# ASSIGNMENT
Please give every entry again, exactly as it reads.

# RECORD EXTRACTS
::::

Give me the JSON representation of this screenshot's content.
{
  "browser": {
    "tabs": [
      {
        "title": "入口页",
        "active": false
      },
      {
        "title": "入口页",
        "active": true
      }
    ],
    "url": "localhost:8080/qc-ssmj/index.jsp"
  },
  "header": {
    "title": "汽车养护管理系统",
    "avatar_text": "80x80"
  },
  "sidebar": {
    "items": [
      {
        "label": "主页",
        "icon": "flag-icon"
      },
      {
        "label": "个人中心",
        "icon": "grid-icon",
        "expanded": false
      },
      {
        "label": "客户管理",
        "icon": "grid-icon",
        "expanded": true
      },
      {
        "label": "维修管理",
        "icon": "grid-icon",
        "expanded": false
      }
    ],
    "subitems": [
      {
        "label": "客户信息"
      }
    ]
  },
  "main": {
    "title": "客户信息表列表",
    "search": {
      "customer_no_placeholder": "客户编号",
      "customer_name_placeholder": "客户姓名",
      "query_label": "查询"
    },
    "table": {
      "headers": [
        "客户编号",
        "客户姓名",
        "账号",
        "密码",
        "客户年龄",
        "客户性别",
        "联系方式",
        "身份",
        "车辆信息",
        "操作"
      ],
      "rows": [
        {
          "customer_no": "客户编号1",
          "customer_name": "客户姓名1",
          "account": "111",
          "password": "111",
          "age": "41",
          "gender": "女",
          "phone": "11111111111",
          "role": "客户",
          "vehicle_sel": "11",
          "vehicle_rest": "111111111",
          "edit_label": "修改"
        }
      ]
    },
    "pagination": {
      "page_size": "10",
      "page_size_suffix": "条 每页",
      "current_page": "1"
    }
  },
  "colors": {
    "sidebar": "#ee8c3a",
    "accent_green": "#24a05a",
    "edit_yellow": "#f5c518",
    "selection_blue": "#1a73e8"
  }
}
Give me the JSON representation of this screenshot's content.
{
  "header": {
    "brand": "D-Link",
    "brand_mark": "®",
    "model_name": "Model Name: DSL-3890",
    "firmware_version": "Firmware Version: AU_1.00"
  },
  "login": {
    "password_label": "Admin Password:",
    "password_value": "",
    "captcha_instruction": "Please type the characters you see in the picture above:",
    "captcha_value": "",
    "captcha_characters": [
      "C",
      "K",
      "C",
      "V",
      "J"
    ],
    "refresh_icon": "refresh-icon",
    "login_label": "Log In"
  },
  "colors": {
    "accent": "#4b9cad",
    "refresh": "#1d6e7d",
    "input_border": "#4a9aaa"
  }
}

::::

# OUTPUT FOR THIS EXERCISE
Give me the JSON representation of this screenshot's content.
{
  "browser": {
    "tabs": [
      {
        "title": "入口页",
        "active": false
      },
      {
        "title": "入口页",
        "active": true
      }
    ],
    "url": "localhost:8080/qc-ssmj/index.jsp"
  },
  "header": {
    "title": "汽车养护管理系统",
    "avatar_text": "80x80"
  },
  "sidebar": {
    "items": [
      {
        "label": "主页",
        "icon": "flag-icon"
      },
      {
        "label": "个人中心",
        "icon": "grid-icon",
        "expanded": false
      },
      {
        "label": "客户管理",
        "icon": "grid-icon",
        "expanded": true
      },
      {
        "label": "维修管理",
        "icon": "grid-icon",
        "expanded": false
      }
    ],
    "subitems": [
      {
        "label": "客户信息"
      }
    ]
  },
  "main": {
    "title": "客户信息表列表",
    "search": {
      "customer_no_placeholder": "客户编号",
      "customer_name_placeholder": "客户姓名",
      "query_label": "查询"
    },
    "table": {
      "headers": [
        "客户编号",
        "客户姓名",
        "账号",
        "密码",
        "客户年龄",
        "客户性别",
        "联系方式",
        "身份",
        "车辆信息",
        "操作"
      ],
      "rows": [
        {
          "customer_no": "客户编号1",
          "customer_name": "客户姓名1",
          "account": "111",
          "password": "111",
          "age": "41",
          "gender": "女",
          "phone": "11111111111",
          "role": "客户",
          "vehicle_sel": "11",
          "vehicle_rest": "111111111",
          "edit_label": "修改"
        }
      ]
    },
    "pagination": {
      "page_size": "10",
      "page_size_suffix": "条 每页",
      "current_page": "1"
    }
  },
  "colors": {
    "sidebar": "#ee8c3a",
    "accent_green": "#24a05a",
    "edit_yellow": "#f5c518",
    "selection_blue": "#1a73e8"
  }
}
Give me the JSON representation of this screenshot's content.
{
  "header": {
    "brand": "D-Link",
    "brand_mark": "®",
    "model_name": "Model Name: DSL-3890",
    "firmware_version": "Firmware Version: AU_1.00"
  },
  "login": {
    "password_label": "Admin Password:",
    "password_value": "",
    "captcha_instruction": "Please type the characters you see in the picture above:",
    "captcha_value": "",
    "captcha_characters": [
      "C",
      "K",
      "C",
      "V",
      "J"
    ],
    "refresh_icon": "refresh-icon",
    "login_label": "Log In"
  },
  "colors": {
    "accent": "#4b9cad",
    "refresh": "#1d6e7d",
    "input_border": "#4a9aaa"
  }
}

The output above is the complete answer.